Professor Odette Hutchinson, Pro Vice Chancellor for Academic Quality and Student Experience at Ulster University, commented:

“All students are entitled to enjoy a safe and positive experience at university, free from sexual misconduct and violence, and as a university community we must do better to protect and support them. One unwanted sexual experience is one too many. The courageous students who responded to this survey have done so in a bid to help others. That generosity is being met by a clear expectation of conduct within the university community: there is zero tolerance for sexual misconduct.

“Ulster University’s commitment to addressing sexual violence and misconduct is strongly reflected in the provision of wraparound support for students including the introduction of a new ‘report and support’ tool accessible to any student who needs it, robust policies and procedures, a refreshed student charter, and a Statement of Protection which defines our commitment to a safe, supportive, and respectful learning and working environment. We are also delivering training to new and returning students to raise awareness of sexual misconduct and violence, and we are running a new campaign to both raise awareness of issues surrounding consent – including that it should always be ongoing, mutual, and freely given, and to signpost students to where they can get help and support should they need it.”

Justice Minister Naomi Long commented:

“Unwanted and non-consensual sexual experiences are not acceptable in any environment or situation. I’m deeply troubled at the clear findings of the research report that such experiences are unfortunately prevalent amongst university students locally.
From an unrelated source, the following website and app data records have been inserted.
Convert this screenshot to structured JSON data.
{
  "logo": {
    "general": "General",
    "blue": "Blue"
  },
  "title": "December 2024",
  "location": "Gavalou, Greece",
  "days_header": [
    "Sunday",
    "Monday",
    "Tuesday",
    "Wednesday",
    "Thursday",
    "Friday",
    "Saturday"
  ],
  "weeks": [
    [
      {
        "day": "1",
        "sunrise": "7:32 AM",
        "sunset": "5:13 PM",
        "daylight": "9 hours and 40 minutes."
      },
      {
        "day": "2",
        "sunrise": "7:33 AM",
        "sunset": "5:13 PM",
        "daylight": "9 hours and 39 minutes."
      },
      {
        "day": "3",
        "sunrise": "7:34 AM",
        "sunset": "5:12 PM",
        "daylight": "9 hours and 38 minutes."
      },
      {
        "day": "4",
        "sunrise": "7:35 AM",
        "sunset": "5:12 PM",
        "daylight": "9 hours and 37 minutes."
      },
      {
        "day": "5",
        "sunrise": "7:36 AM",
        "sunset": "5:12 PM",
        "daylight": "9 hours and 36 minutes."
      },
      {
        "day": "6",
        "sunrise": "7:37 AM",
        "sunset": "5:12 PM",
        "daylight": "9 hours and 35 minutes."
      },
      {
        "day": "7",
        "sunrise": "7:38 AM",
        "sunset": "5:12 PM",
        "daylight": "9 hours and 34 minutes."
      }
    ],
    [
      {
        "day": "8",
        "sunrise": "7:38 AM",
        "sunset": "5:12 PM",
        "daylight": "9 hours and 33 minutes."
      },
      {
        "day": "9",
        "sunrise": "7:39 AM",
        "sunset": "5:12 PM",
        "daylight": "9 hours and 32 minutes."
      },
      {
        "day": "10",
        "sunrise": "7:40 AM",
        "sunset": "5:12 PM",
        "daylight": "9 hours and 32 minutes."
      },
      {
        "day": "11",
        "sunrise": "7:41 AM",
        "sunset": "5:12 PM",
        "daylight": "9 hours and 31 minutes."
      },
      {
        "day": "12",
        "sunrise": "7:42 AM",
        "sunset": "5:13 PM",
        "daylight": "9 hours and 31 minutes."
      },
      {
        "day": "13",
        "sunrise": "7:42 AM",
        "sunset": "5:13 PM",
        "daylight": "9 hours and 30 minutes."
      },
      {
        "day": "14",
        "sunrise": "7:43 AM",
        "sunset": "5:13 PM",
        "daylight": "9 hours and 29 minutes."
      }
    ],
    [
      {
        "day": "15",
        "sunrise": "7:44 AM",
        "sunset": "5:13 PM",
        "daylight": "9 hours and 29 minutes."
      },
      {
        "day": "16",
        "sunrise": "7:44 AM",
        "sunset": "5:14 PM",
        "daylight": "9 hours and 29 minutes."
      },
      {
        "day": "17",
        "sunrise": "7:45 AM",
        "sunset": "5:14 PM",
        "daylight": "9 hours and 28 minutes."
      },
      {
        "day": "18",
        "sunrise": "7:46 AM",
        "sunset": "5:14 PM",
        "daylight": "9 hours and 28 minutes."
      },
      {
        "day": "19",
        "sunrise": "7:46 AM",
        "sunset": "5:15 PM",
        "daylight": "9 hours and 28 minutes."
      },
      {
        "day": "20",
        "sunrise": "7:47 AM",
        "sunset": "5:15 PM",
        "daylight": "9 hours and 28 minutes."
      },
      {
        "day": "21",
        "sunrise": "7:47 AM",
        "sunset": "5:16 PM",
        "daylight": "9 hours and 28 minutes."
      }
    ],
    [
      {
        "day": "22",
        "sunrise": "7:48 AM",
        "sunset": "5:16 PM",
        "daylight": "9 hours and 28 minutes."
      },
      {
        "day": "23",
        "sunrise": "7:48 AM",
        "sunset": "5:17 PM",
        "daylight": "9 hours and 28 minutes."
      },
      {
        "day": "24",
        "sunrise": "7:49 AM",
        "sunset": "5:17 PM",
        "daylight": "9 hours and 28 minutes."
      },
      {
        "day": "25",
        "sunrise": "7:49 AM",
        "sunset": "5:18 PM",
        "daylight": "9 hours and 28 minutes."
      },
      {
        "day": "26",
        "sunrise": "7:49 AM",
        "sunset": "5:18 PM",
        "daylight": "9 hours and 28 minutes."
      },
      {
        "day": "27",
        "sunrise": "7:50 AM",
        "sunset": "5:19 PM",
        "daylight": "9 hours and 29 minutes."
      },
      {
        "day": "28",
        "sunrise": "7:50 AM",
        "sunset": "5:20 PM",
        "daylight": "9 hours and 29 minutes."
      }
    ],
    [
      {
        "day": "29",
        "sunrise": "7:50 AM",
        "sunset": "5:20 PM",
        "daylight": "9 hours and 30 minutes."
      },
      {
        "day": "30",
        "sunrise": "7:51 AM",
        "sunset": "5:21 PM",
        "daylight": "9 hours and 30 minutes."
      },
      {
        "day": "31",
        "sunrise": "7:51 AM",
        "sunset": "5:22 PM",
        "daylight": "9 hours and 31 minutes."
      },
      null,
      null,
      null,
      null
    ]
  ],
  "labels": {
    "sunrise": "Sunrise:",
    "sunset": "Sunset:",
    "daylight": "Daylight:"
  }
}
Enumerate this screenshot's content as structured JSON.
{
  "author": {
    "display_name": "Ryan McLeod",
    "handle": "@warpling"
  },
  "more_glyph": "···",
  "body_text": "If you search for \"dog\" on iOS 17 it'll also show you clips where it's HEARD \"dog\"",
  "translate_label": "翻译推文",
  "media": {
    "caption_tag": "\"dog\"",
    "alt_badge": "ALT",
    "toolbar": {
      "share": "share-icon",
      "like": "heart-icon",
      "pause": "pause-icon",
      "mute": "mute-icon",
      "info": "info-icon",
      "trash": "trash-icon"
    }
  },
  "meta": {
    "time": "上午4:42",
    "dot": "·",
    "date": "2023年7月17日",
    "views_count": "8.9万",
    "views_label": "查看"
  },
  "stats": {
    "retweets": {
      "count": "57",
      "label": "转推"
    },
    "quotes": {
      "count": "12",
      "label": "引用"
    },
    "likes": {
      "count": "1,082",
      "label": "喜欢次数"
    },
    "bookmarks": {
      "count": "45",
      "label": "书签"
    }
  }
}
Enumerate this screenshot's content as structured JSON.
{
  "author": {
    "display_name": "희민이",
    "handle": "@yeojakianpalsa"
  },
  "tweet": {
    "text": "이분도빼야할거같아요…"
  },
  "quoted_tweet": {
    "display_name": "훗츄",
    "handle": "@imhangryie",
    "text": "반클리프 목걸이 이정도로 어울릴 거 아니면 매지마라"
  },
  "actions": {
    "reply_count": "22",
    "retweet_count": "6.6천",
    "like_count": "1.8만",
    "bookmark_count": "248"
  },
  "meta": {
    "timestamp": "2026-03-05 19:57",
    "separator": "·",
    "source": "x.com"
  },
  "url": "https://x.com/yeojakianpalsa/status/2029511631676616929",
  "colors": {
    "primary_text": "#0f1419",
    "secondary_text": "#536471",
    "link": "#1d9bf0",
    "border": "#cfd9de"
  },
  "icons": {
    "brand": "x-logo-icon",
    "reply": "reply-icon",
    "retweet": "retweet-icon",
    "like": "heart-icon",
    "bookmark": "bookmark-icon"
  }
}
I want victims to feel more empowered and confident to report these despicable crimes to the police and to remain fully engaged in the process of seeking justice. That is why I am fully committed to doing everything I can to protect the community from abusive behaviours and to improve the overall experience of victims in the criminal justice system.”

Professor Cherie Armour from Queen’s University Belfast commented:

“Our research was based on a small sample of the student population in Northern Ireland, and it highlights a very important societal issue. Everyone in our society should be able to enjoy life without their experiences being darkened by unwanted sexual experiences. However, our research shows that this is unfortunately a reality for many. We can also see that these experiences impact on a variety of domains, including psychological wellbeing.

“I am delighted that this research has further opened up the conversation in Northern Ireland and beyond, including within the education sector. It has been wonderful to also see the coming together of many agencies on this topic via the project advisory board and a variety of engagement meetings. Together, we can ensure that we are supporting everyone who is affected by Unwanted Sexual Experiences and that we know how to best support them in their times of need.”

Helen McNeely, Head of Student and Academic Affairs at Queen’s University Belfast said:

“Queen’s University is committed to supporting its students and their safety and wellbeing is our top priority.

“Sexual misconduct and violence are concerning societal issues. The university has a range of measures in place to ensure that those wishing to report or seek support can do so in confidence. Our online Support + Report facility is a well-used resource, where students can reach out to get the help they need.

“The university also delivers support and educates students through its sexual misconduct policy, specialist wellbeing advisor, advocates and consent and bystander ambassadors. The university will continue to work proactively with the students’ union and other partners to raise awareness and facilitate education programmes around consent.”

The full report can be viewed here: